Watermarks are exactly what you would expect them to be. They are not only important for paper money, but also for stamps. Today we’ll talk shortly about what watermarks are, when they were used for the first time, and how to find them on stamps.
Watermarks are intentionally created thin spots (designs) embedded into the paper of a postage stamp during its manufacturing process. Usually, they can’t be noticed unless you apply certain measure – either it’s holding the stamp up to the light, or something else.
The purpose of watermarks is to prevent counterfeiting. Also, they help us determine the authenticity of the stamp and help us classify stamps.
There are different types of watermarks, but most commonly used are letters, symbols and patterns.
We’re all aware that even minor differences on the stamp could be a sign of some error, and thus indicate that a stamp is rare and more valuable. Of course, the same stand for watermarks. Some were less commonly used; some were not aligned properly. So, this is one more parameter to add when we’re considering stamp value.
“Watermarks are a security measure incorporated in stamp paper to deter counterfeiting. Watermarks may be words, letters or symbols and are formed from dies attached to the frame used to make paper from pulp. The dies result in thin places in the paper.” - https://stamps.org/news/c/collecting-insights/cat/exploring-stamps/post/ap-expertizing-basics-watermarks
The first watermark had been used on the first stamp ever – the Penny Black. Since the introduction of Penny Black was the major change in the postal system, all kinds of measures should be considered and taken into account to be sure new postal system payments will work as expected. Therefore, Rowland Hill proposed that watermarks should be used on the Black Penny.
"Great Britain’s Rowland Hill, in proposing the world’s first postage stamp as part of his proposed postal reforms, was very concerned that the chosen design should be safe from forgery. To this end, the Penny Black, introduced to the world in May 1840, came with superbly detailed line engraving and the provision of individualized check letters for each of the 240 stamps on a sheet – and he required that each stamp should have a watermark" - https://stamps.org/news/c/collecting-insights/cat/exploring-stamps/post/watermarks-a-philatelic-introduction
Watermarks had been pressed into the paper. At the start, this was a manual process, and later the machinery to do the job had been developed.
“Early paper was handmade. It was formed by pressing the pulp into a wire mesh tray-like mold. The Small Crown watermark “bits” were formed of small pieces of brass wire which were bent into the crown shape, and stitched to the flat wire frame in each position. It is here that we now see the pressing of the pulp onto the wire “bit” causing the density variation in the paper that we referred to in the definition of the watermark – all the pulp is still there, but when the removed sheet is dried, the watermark shows as a lighter area.
Astonishingly, each of the Small Crown “bits” was handmade, thus tiny differences arose.

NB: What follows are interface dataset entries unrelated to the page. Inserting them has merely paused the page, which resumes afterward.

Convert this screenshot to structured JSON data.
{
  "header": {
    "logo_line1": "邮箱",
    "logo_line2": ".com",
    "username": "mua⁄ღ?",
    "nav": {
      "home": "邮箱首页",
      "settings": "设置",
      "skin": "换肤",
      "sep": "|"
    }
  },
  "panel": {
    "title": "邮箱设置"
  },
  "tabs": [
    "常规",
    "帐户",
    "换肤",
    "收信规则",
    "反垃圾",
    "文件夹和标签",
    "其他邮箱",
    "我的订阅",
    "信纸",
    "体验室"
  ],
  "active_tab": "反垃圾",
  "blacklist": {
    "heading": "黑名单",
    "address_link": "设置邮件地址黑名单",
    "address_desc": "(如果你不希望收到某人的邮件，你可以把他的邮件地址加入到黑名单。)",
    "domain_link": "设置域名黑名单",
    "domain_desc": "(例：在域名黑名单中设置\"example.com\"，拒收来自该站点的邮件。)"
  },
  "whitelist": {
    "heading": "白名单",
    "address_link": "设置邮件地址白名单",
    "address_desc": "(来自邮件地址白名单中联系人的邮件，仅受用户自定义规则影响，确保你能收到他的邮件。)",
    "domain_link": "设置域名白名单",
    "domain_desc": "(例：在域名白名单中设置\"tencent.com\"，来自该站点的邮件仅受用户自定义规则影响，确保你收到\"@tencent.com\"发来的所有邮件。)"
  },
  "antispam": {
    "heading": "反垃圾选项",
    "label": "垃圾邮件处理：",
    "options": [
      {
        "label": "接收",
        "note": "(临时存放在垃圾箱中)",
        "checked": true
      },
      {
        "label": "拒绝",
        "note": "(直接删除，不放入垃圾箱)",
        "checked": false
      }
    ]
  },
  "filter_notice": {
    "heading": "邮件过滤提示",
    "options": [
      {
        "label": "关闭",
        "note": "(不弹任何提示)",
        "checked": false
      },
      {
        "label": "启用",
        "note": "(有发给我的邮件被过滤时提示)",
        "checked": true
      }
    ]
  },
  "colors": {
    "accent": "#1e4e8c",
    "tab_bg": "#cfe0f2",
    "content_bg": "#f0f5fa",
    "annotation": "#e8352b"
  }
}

These are not readily identifiable, but even in early Penny Black days we see the arrival in the catalogs of watermark errors. For example, the printers inadvertently placed the paper upside down (i.e, wrong end first) on the printing plate, thus “watermark inverted” is listed for nearly all the Penny Black plates, although some are much scarcer than others. More about errors later.
With the success of postal reform and the introduction of stamps, the demand for stamp paper increased dramatically. It was not long before a mechanized means of the paper production took over and with it, when watermarking was required, a mechanized means of applying the watermark to the paper.” - https://stamps.org/news/c/collecting-insights/cat/exploring-stamps/post/watermarks-a-philatelic-introduction
As mentioned, watermarks could significantly impact the stamp value. Therefore, you need a way to find them.
The first option is to try to find them visually, without applying any other technique. If this doesn’t work, you could try using the watermark fluid.
"The fluid is a chemical solvent, and many such fluids are flammable and might have noxious fumes. Keep away from flames, and open some windows when using watermark fluid.
Watermark fluid evaporates quickly, so you have to work fast to match the visible watermark on the stamp to the illustrations of watermarks that appear in stamp catalogs. Some collectors use lighter fluid (naptha) as a watermark fluid. It works, but it does not evaporate as quickly.
No matter what watermark fluid you employ, use tongs to remove the stamp from the watermark tray and place it face down on blotting paper or a paper towel. Let it dry completely before mounting the stamp in an album or placing it in a stock book.
There are electric watermark detectors that use lighting from the side and/or the back to show a watermark.
The electric watermark detector is by far the most expensive option, but it has additional advantages of bringing out flaws that might occur on stamps, such as repairs, creases and thins, though some of these can be seen with the watermark fluid as well." - https://www.linns.com/insights/check-watermarks-to-make-sure-you-ve-got-the-right-stamp.html
Of course, you can always try some “home medicine”, as described in this video:
Today we’ve seen a brief introduction info watermarks in philately. While you wait for the next article, I suggest that you take a look at 2 interesting articles more closely related to the “philatelic theory”.